In the wake of yet another wave of horrifying gun violence in the US, President Donald Trump is working to steer the conversation away from gun legislation in favor of rehashing questions on whether violent video games promote gun violence. It’s a path taken by gun advocates in the past when facing criticism over mass shootings and the high rates of gun violence in the US – but one on which both the science and policy have been largely settled.
On Thursday, President Trump met with video game CEOs and representatives, as well as critics of the industry, to discuss the issue. The White House said the meeting was a chance “to discuss violent video game exposure and the correlation to aggression and desensitization in children” following a Parkland, Florida school shooting last month in which 17 people were killed. It comes amid renewed debate on the availability of guns in the US, and comments from Trump tying the issue to violent video games. In the wake of shooting, the President said he is “hearing more and more people say the level of violence on video games is really shaping young people’s thoughts.”

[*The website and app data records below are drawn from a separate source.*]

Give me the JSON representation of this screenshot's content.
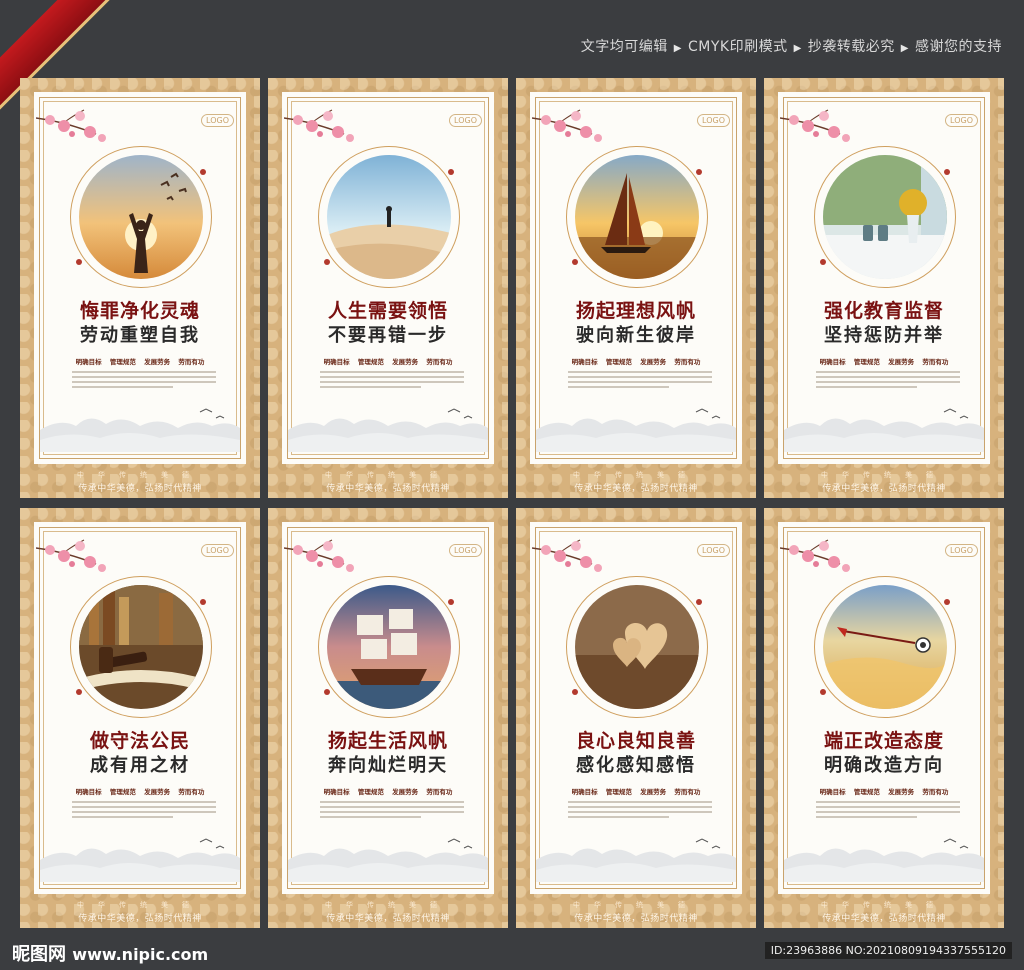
{
  "header": {
    "items": [
      "文字均可编辑",
      "CMYK印刷模式",
      "抄袭转载必究",
      "感谢您的支持"
    ],
    "separator": "▶"
  },
  "common": {
    "logo": "LOGO",
    "tags": [
      "明确目标",
      "管理规范",
      "发展劳务",
      "劳而有功"
    ],
    "char_row": "中华传统美德",
    "slogan": "传承中华美德，弘扬时代精神"
  },
  "posters": [
    {
      "title1": "悔罪净化灵魂",
      "title2": "劳动重塑自我",
      "image": "person-sunset"
    },
    {
      "title1": "人生需要领悟",
      "title2": "不要再错一步",
      "image": "desert-walker"
    },
    {
      "title1": "扬起理想风帆",
      "title2": "驶向新生彼岸",
      "image": "sailboat-sunset"
    },
    {
      "title1": "强化教育监督",
      "title2": "坚持惩防并举",
      "image": "window-flowers"
    },
    {
      "title1": "做守法公民",
      "title2": "成有用之材",
      "image": "gavel-book"
    },
    {
      "title1": "扬起生活风帆",
      "title2": "奔向灿烂明天",
      "image": "tall-ship"
    },
    {
      "title1": "良心良知良善",
      "title2": "感化感知感悟",
      "image": "heart-cookies"
    },
    {
      "title1": "端正改造态度",
      "title2": "明确改造方向",
      "image": "arrow-target"
    }
  ],
  "footer": {
    "brand": "昵图网",
    "site": "www.nipic.com",
    "id": "ID:23963886 NO:20210809194337555120"
  }
}
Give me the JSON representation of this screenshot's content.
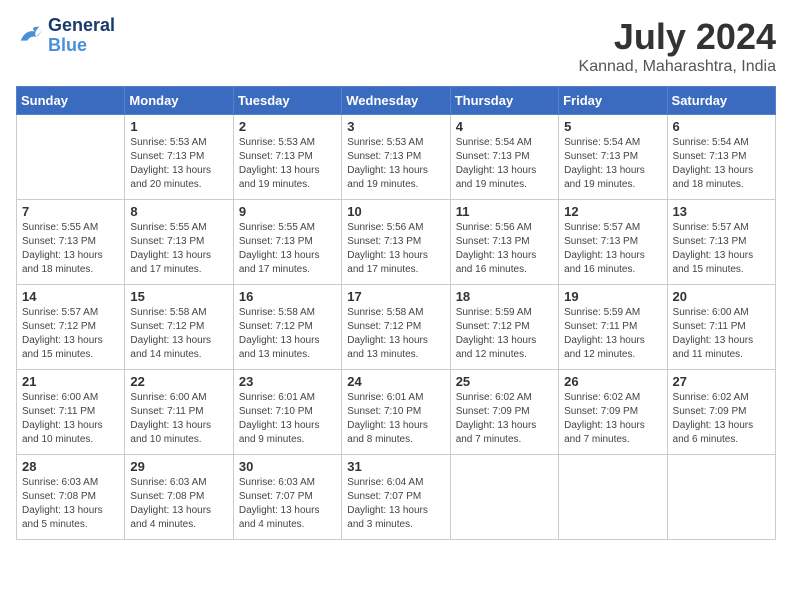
{
  "header": {
    "logo_line1": "General",
    "logo_line2": "Blue",
    "month": "July 2024",
    "location": "Kannad, Maharashtra, India"
  },
  "days_of_week": [
    "Sunday",
    "Monday",
    "Tuesday",
    "Wednesday",
    "Thursday",
    "Friday",
    "Saturday"
  ],
  "weeks": [
    [
      {
        "day": "",
        "info": ""
      },
      {
        "day": "1",
        "info": "Sunrise: 5:53 AM\nSunset: 7:13 PM\nDaylight: 13 hours\nand 20 minutes."
      },
      {
        "day": "2",
        "info": "Sunrise: 5:53 AM\nSunset: 7:13 PM\nDaylight: 13 hours\nand 19 minutes."
      },
      {
        "day": "3",
        "info": "Sunrise: 5:53 AM\nSunset: 7:13 PM\nDaylight: 13 hours\nand 19 minutes."
      },
      {
        "day": "4",
        "info": "Sunrise: 5:54 AM\nSunset: 7:13 PM\nDaylight: 13 hours\nand 19 minutes."
      },
      {
        "day": "5",
        "info": "Sunrise: 5:54 AM\nSunset: 7:13 PM\nDaylight: 13 hours\nand 19 minutes."
      },
      {
        "day": "6",
        "info": "Sunrise: 5:54 AM\nSunset: 7:13 PM\nDaylight: 13 hours\nand 18 minutes."
      }
    ],
    [
      {
        "day": "7",
        "info": "Sunrise: 5:55 AM\nSunset: 7:13 PM\nDaylight: 13 hours\nand 18 minutes."
      },
      {
        "day": "8",
        "info": "Sunrise: 5:55 AM\nSunset: 7:13 PM\nDaylight: 13 hours\nand 17 minutes."
      },
      {
        "day": "9",
        "info": "Sunrise: 5:55 AM\nSunset: 7:13 PM\nDaylight: 13 hours\nand 17 minutes."
      },
      {
        "day": "10",
        "info": "Sunrise: 5:56 AM\nSunset: 7:13 PM\nDaylight: 13 hours\nand 17 minutes."
      },
      {
        "day": "11",
        "info": "Sunrise: 5:56 AM\nSunset: 7:13 PM\nDaylight: 13 hours\nand 16 minutes."
      },
      {
        "day": "12",
        "info": "Sunrise: 5:57 AM\nSunset: 7:13 PM\nDaylight: 13 hours\nand 16 minutes."
      },
      {
        "day": "13",
        "info": "Sunrise: 5:57 AM\nSunset: 7:13 PM\nDaylight: 13 hours\nand 15 minutes."
      }
    ],
    [
      {
        "day": "14",
        "info": "Sunrise: 5:57 AM\nSunset: 7:12 PM\nDaylight: 13 hours\nand 15 minutes."
      },
      {
        "day": "15",
        "info": "Sunrise: 5:58 AM\nSunset: 7:12 PM\nDaylight: 13 hours\nand 14 minutes."
      },
      {
        "day": "16",
        "info": "Sunrise: 5:58 AM\nSunset: 7:12 PM\nDaylight: 13 hours\nand 13 minutes."
      },
      {
        "day": "17",
        "info": "Sunrise: 5:58 AM\nSunset: 7:12 PM\nDaylight: 13 hours\nand 13 minutes."
      },
      {
        "day": "18",
        "info": "Sunrise: 5:59 AM\nSunset: 7:12 PM\nDaylight: 13 hours\nand 12 minutes."
      },
      {
        "day": "19",
        "info": "Sunrise: 5:59 AM\nSunset: 7:11 PM\nDaylight: 13 hours\nand 12 minutes."
      },
      {
        "day": "20",
        "info": "Sunrise: 6:00 AM\nSunset: 7:11 PM\nDaylight: 13 hours\nand 11 minutes."
      }
    ],
    [
      {
        "day": "21",
        "info": "Sunrise: 6:00 AM\nSunset: 7:11 PM\nDaylight: 13 hours\nand 10 minutes."
      },
      {
        "day": "22",
        "info": "Sunrise: 6:00 AM\nSunset: 7:11 PM\nDaylight: 13 hours\nand 10 minutes."
      },
      {
        "day": "23",
        "info": "Sunrise: 6:01 AM\nSunset: 7:10 PM\nDaylight: 13 hours\nand 9 minutes."
      },
      {
        "day": "24",
        "info": "Sunrise: 6:01 AM\nSunset: 7:10 PM\nDaylight: 13 hours\nand 8 minutes."
      },
      {
        "day": "25",
        "info": "Sunrise: 6:02 AM\nSunset: 7:09 PM\nDaylight: 13 hours\nand 7 minutes."
      },
      {
        "day": "26",
        "info": "Sunrise: 6:02 AM\nSunset: 7:09 PM\nDaylight: 13 hours\nand 7 minutes."
      },
      {
        "day": "27",
        "info": "Sunrise: 6:02 AM\nSunset: 7:09 PM\nDaylight: 13 hours\nand 6 minutes."
      }
    ],
    [
      {
        "day": "28",
        "info": "Sunrise: 6:03 AM\nSunset: 7:08 PM\nDaylight: 13 hours\nand 5 minutes."
      },
      {
        "day": "29",
        "info": "Sunrise: 6:03 AM\nSunset: 7:08 PM\nDaylight: 13 hours\nand 4 minutes."
      },
      {
        "day": "30",
        "info": "Sunrise: 6:03 AM\nSunset: 7:07 PM\nDaylight: 13 hours\nand 4 minutes."
      },
      {
        "day": "31",
        "info": "Sunrise: 6:04 AM\nSunset: 7:07 PM\nDaylight: 13 hours\nand 3 minutes."
      },
      {
        "day": "",
        "info": ""
      },
      {
        "day": "",
        "info": ""
      },
      {
        "day": "",
        "info": ""
      }
    ]
  ]
}
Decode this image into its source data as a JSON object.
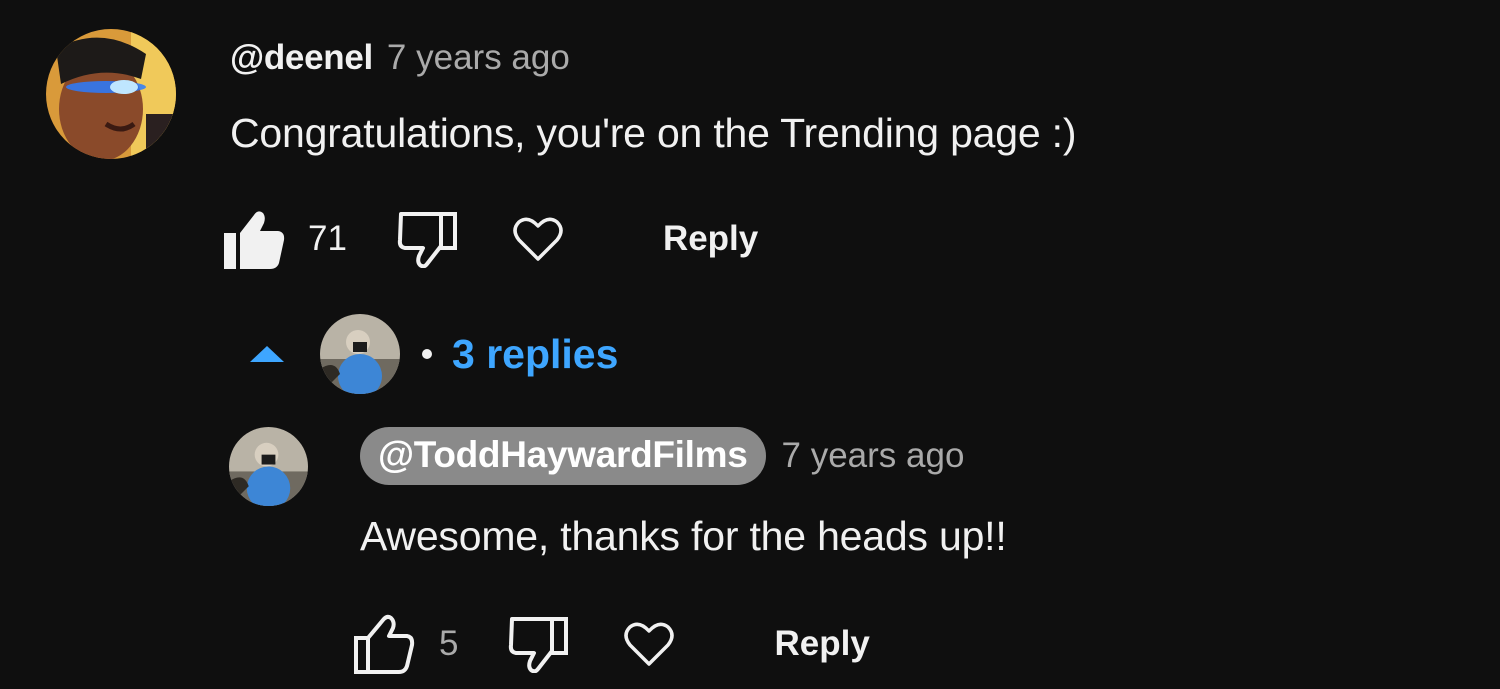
{
  "comment": {
    "author": "@deenel",
    "time": "7 years ago",
    "text": "Congratulations, you're on the Trending page :)",
    "likes": "71",
    "reply_label": "Reply",
    "liked": true
  },
  "replies_toggle": {
    "count_label": "3 replies",
    "accent_color": "#3ea6ff"
  },
  "reply": {
    "author": "@ToddHaywardFilms",
    "time": "7 years ago",
    "text": "Awesome, thanks for the heads up!!",
    "likes": "5",
    "reply_label": "Reply",
    "liked": false
  },
  "icons": {
    "like_filled": "thumbs-up-filled-icon",
    "like_outline": "thumbs-up-outline-icon",
    "dislike": "thumbs-down-icon",
    "heart": "heart-icon",
    "collapse": "caret-up-icon"
  }
}
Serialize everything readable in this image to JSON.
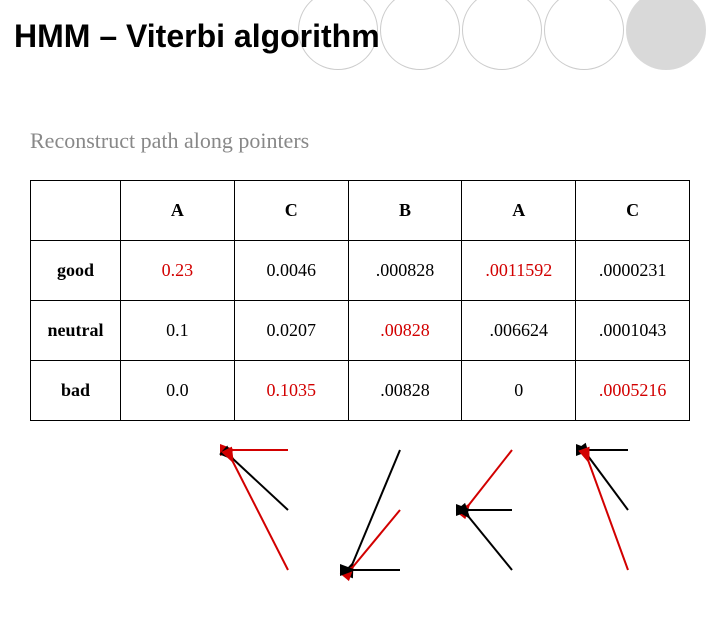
{
  "title": "HMM – Viterbi algorithm",
  "subtitle": "Reconstruct path along pointers",
  "columns": {
    "c1": "A",
    "c2": "C",
    "c3": "B",
    "c4": "A",
    "c5": "C"
  },
  "rows": {
    "r1": "good",
    "r2": "neutral",
    "r3": "bad"
  },
  "cells": {
    "good": {
      "A1": "0.23",
      "C": "0.0046",
      "B": ".000828",
      "A2": ".0011592",
      "C2": ".0000231"
    },
    "neutral": {
      "A1": "0.1",
      "C": "0.0207",
      "B": ".00828",
      "A2": ".006624",
      "C2": ".0001043"
    },
    "bad": {
      "A1": "0.0",
      "C": "0.1035",
      "B": ".00828",
      "A2": "0",
      "C2": ".0005216"
    }
  },
  "chart_data": {
    "type": "table",
    "title": "Viterbi trellis values",
    "columns": [
      "A",
      "C",
      "B",
      "A",
      "C"
    ],
    "rows": [
      "good",
      "neutral",
      "bad"
    ],
    "values": [
      [
        0.23,
        0.0046,
        0.000828,
        0.0011592,
        2.31e-05
      ],
      [
        0.1,
        0.0207,
        0.00828,
        0.006624,
        0.0001043
      ],
      [
        0.0,
        0.1035,
        0.00828,
        0,
        0.0005216
      ]
    ],
    "best_path_rows": [
      "good",
      "bad",
      "neutral",
      "good",
      "bad"
    ],
    "back_pointers": [
      {
        "from_col": 1,
        "from_row": "good",
        "to_col": 0,
        "to_row": "good",
        "on_path": true
      },
      {
        "from_col": 1,
        "from_row": "neutral",
        "to_col": 0,
        "to_row": "good",
        "on_path": false
      },
      {
        "from_col": 1,
        "from_row": "bad",
        "to_col": 0,
        "to_row": "good",
        "on_path": true
      },
      {
        "from_col": 2,
        "from_row": "good",
        "to_col": 1,
        "to_row": "bad",
        "on_path": false
      },
      {
        "from_col": 2,
        "from_row": "neutral",
        "to_col": 1,
        "to_row": "bad",
        "on_path": true
      },
      {
        "from_col": 2,
        "from_row": "bad",
        "to_col": 1,
        "to_row": "bad",
        "on_path": false
      },
      {
        "from_col": 3,
        "from_row": "good",
        "to_col": 2,
        "to_row": "neutral",
        "on_path": true
      },
      {
        "from_col": 3,
        "from_row": "neutral",
        "to_col": 2,
        "to_row": "neutral",
        "on_path": false
      },
      {
        "from_col": 3,
        "from_row": "bad",
        "to_col": 2,
        "to_row": "neutral",
        "on_path": false
      },
      {
        "from_col": 4,
        "from_row": "good",
        "to_col": 3,
        "to_row": "good",
        "on_path": false
      },
      {
        "from_col": 4,
        "from_row": "neutral",
        "to_col": 3,
        "to_row": "good",
        "on_path": false
      },
      {
        "from_col": 4,
        "from_row": "bad",
        "to_col": 3,
        "to_row": "good",
        "on_path": true
      }
    ]
  }
}
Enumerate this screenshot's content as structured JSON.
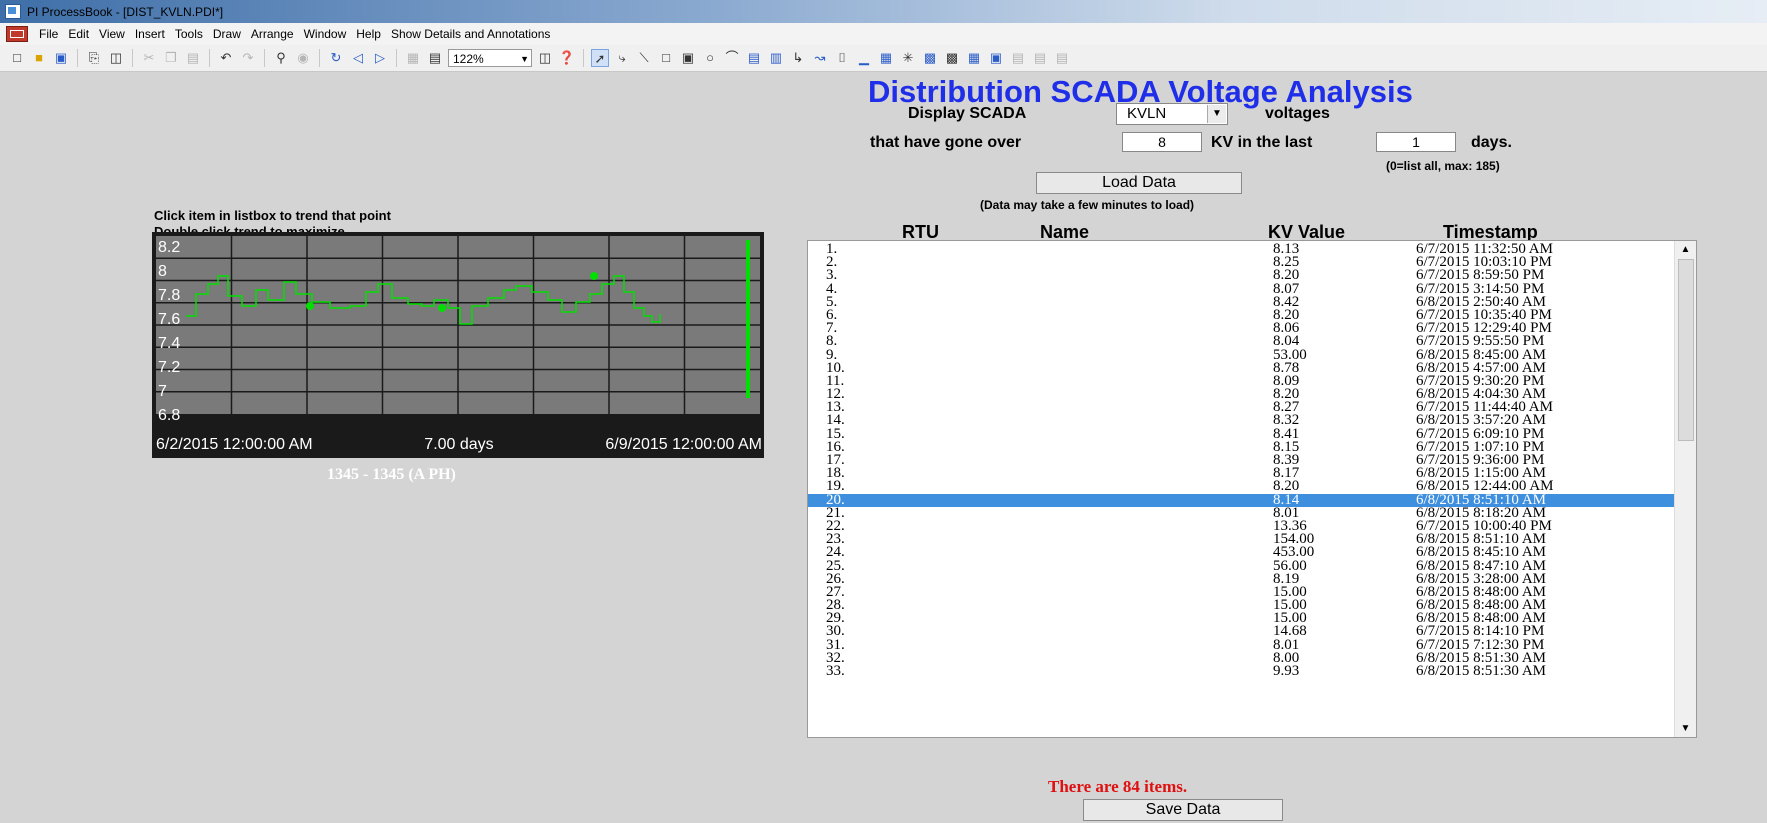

It’s not the first time Trump has raised the issue. Following the Sandy Hook school shooting in 2012, Trump said on Twitter that “Video game violence & glorification must be stopped. It is creating monsters!”
This echoed sentiments from NRA leader Wayne LaPierre, who said at the time: “Guns don’t kill people. Video games, the media and Obama’s budget kill people.”
Thursday’s meeting was attended by video game industry chiefs, such as Strauss Zelnick, of Rockstar Games, and Robert Altman, of Zenimax Media. Rockstar is behind the controversial Grand Theft Auto series, while Zenimax owns franchises such as Doom, Fallout, and Elder Scrolls. Representing the critics, Melissa Henson, of the Parents Television Council, and Brent Bozell of the Media Research Center also attended.
There are two problems with this approach to solving the epidemic of gun violence in America. For one, the issue has been used as a smokescreen by the NRA and gun advocates. For another, existing research does not line up with the conclusion that links gun violence to video games.
According to the Electronic Software Association (ESA), which attended the meeting Thursday:
“Video games are plainly not the issue: entertainment is distributed and consumed globally, but the US has an exponentially higher level of gun violence than any other nation.”
According to recommendations last year from the American Psychological Association, “public officials and news media should avoid stating explicitly or implicitly that criminal offenses were caused by violent media.” These new recommendations saw the APA stepping away from its previously staunch opposition to violent games, in response to newer studies that have bucked the conventional “common sense” wisdom that video games breed violence.
In January, University of York researchers failed to find evidence that video games can lead players to become more violent. Experiments looking at more than 3,000 participants found the games do not lead to violent behavior, and that even more realistic games aren’t necessarily linked to heightened aggression in players. The study looked at a larger number of participants than previous research, and used games with varying levels of realism. The experiments did not find that players were “primed” for violent behavior, nor did they find aggression levels were heightened in players after playing. In fact, the experiments found no connection between the brutality of video games and subsequent player behavior.
Research by psychologist Patrick Markey has shown 80 percent of mass shooters showed no interest whatsoever in violent video games.
“The problem is just the science, the data, does not back up that they actually have an effect,” said Markey.
A 2008 study by Whitney Decamp, an associate professor of sociology at Western Michigan University, examining data from 6,567 eighth graders, found that video games, regardless of their level of violence, were not a predictor of violent behavior.
According to Christopher Ferguson, co-chair of the psychology department at Stetson University, video games may even help to reduce violence on a societal level.
“Basically, by keeping young males busy with things they like, you keep them off the streets and out of trouble,” according to Ferguson.
He acknowledges that studies in the past have reached the opposite conclusion, but notes that more recent studies using “better methods” have been unable to link violent video games to even minor aggression, much less lethal gun violence.
One 2016 study supports Ferguson’s conclusions. After tracking sales and violent crime in the weeks after the release of popular video games, the research actually found a drop in violent crime after the release of popular video games.
And in terms of policy, the issue has been settled in the past. In 2011, the Supreme Court overruled a state law that prevented children from buying violent games without parental supervision, ruling that the video games were protected as free speech by the first amendment of the constitution. Justice Antonin Scalia wrote at the time, research linking video games and violence “have been rejected by every court to consider them, and with good reason: They do not prove that violent video games cause minors to act aggressively.”
While the issue may indeed deserve continued observation given the dire nature of gun violence in the US, the real danger lies in writing off the gun violence epidemic as a result of video gaming, while failing to address social problems and gun availability. The US has the 31st highest rate of gun violence in the world, eight times the rate of its northern neighbor, Canada – where video games are equally available. It would seem that the first place to look for solutions are other areas where the US is in a class of its own – such as the availability of guns themselves. The US accounts for the highest level of civilian gun ownership in the world, according to every available estimate. This may be a tough question for Trump to grapple with without offending his pro-gun base – but it is a question that could help to save lives.